:: GIVEN DATA ::
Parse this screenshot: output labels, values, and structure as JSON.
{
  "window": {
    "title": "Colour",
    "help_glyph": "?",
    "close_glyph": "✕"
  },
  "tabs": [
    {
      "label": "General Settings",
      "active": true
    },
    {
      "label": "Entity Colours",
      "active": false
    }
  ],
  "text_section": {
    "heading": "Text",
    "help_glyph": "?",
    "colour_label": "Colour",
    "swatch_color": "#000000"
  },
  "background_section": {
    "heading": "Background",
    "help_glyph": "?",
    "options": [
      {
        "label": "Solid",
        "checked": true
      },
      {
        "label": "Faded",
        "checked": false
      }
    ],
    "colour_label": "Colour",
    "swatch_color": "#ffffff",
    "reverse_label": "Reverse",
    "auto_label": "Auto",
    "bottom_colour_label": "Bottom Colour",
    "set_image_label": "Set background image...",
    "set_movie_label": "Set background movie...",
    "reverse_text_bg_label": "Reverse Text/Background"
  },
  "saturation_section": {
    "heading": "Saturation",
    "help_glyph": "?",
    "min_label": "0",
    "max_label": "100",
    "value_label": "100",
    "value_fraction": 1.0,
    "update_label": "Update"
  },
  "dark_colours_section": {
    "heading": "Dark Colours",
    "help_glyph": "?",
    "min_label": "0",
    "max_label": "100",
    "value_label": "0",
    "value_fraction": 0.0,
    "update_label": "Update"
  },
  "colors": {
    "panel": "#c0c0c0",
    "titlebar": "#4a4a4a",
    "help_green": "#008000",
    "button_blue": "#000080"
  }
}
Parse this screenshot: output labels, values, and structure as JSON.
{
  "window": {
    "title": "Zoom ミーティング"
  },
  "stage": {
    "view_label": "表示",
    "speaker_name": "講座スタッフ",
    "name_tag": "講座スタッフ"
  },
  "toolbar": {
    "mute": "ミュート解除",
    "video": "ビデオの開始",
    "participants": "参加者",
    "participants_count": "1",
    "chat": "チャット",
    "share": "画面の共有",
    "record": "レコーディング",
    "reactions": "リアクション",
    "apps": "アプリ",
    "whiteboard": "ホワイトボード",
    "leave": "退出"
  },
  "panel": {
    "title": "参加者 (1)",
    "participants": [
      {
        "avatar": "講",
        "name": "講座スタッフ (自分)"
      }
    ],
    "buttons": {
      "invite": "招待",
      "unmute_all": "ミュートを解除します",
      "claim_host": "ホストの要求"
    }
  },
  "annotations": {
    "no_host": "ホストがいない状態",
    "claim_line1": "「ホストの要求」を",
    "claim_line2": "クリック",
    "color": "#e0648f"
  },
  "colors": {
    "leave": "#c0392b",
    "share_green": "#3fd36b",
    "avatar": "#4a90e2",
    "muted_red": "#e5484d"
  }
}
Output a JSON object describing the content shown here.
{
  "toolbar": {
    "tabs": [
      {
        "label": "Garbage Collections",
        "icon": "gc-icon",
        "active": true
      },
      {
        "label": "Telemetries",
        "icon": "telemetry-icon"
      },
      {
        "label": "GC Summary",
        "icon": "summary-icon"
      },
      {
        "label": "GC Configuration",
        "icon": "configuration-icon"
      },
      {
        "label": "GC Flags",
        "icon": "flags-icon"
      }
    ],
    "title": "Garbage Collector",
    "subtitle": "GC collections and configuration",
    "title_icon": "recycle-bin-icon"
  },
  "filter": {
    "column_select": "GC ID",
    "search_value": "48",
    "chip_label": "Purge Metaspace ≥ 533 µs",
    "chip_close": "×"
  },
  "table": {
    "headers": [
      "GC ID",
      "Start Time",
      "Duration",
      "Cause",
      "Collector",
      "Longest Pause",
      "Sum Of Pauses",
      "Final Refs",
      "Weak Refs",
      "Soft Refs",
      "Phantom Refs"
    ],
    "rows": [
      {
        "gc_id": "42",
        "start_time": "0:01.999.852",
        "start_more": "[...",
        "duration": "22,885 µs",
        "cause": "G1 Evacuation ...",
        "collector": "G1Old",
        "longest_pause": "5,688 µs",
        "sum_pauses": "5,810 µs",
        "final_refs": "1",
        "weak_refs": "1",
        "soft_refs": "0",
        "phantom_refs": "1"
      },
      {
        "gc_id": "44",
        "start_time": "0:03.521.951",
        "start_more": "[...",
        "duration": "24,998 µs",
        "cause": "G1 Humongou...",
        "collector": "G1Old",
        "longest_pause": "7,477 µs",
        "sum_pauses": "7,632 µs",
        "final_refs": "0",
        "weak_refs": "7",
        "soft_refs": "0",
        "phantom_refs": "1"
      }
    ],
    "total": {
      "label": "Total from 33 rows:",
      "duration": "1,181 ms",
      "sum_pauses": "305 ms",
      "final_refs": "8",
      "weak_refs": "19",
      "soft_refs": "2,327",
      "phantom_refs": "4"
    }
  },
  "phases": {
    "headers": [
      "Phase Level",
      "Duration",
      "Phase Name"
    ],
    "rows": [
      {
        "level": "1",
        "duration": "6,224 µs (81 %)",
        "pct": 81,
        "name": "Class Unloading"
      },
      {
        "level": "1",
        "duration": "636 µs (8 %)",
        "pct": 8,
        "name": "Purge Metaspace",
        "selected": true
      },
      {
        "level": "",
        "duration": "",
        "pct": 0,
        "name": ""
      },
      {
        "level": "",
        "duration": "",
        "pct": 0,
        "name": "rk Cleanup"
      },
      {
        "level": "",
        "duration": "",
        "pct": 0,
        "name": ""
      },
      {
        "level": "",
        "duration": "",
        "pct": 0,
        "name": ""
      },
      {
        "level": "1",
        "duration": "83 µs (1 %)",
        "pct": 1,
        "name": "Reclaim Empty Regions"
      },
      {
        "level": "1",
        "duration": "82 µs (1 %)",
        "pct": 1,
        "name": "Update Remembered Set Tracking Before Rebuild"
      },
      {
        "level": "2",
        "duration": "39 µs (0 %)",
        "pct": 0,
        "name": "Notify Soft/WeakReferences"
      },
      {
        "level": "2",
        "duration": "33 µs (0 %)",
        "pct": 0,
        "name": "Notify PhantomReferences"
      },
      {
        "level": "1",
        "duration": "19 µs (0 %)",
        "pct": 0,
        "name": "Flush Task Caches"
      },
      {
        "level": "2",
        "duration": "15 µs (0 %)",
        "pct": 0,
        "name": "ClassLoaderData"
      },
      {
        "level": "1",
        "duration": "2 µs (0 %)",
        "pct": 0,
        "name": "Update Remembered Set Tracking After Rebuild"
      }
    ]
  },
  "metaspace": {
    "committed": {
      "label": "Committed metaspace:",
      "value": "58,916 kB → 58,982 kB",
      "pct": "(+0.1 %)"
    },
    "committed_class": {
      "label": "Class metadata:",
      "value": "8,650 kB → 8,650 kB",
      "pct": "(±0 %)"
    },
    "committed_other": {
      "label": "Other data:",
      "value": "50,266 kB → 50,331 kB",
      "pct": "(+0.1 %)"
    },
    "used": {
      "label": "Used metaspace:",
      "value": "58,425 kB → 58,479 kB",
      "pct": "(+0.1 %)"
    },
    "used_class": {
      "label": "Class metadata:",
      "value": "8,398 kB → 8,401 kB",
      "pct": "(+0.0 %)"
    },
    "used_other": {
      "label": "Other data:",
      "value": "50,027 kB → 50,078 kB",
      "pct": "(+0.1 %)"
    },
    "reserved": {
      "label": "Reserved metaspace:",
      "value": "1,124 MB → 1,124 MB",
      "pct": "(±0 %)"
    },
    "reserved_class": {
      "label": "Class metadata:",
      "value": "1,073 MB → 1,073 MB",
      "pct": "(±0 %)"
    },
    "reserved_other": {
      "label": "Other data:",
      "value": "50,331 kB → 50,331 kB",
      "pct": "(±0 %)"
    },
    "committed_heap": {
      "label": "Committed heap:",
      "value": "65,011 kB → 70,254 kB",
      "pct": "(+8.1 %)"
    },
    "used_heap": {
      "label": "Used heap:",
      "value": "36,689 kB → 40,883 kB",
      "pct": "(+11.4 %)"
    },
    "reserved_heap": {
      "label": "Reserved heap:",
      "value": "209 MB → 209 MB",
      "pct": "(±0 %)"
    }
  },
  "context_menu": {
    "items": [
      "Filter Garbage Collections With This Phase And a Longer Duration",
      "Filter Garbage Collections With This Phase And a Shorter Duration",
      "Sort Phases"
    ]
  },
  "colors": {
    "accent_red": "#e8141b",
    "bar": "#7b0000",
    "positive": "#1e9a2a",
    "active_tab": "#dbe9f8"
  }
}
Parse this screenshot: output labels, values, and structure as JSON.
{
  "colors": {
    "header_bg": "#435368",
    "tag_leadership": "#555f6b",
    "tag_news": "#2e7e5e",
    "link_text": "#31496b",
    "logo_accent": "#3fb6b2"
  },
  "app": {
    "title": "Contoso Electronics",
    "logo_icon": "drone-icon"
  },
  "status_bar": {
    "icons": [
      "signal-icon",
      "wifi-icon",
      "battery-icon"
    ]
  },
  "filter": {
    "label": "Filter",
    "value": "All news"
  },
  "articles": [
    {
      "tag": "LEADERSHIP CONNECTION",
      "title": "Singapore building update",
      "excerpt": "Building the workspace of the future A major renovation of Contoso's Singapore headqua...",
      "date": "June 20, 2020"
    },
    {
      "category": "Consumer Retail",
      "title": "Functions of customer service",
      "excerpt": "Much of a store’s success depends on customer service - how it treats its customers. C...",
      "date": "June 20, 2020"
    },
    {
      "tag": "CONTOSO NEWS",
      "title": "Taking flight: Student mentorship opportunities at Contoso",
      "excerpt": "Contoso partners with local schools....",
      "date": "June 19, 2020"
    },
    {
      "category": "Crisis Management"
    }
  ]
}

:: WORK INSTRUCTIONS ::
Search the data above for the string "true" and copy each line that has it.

:: TASK ANSWER ::
      "active": true
        "checked": true
        "active": true
        "selected": true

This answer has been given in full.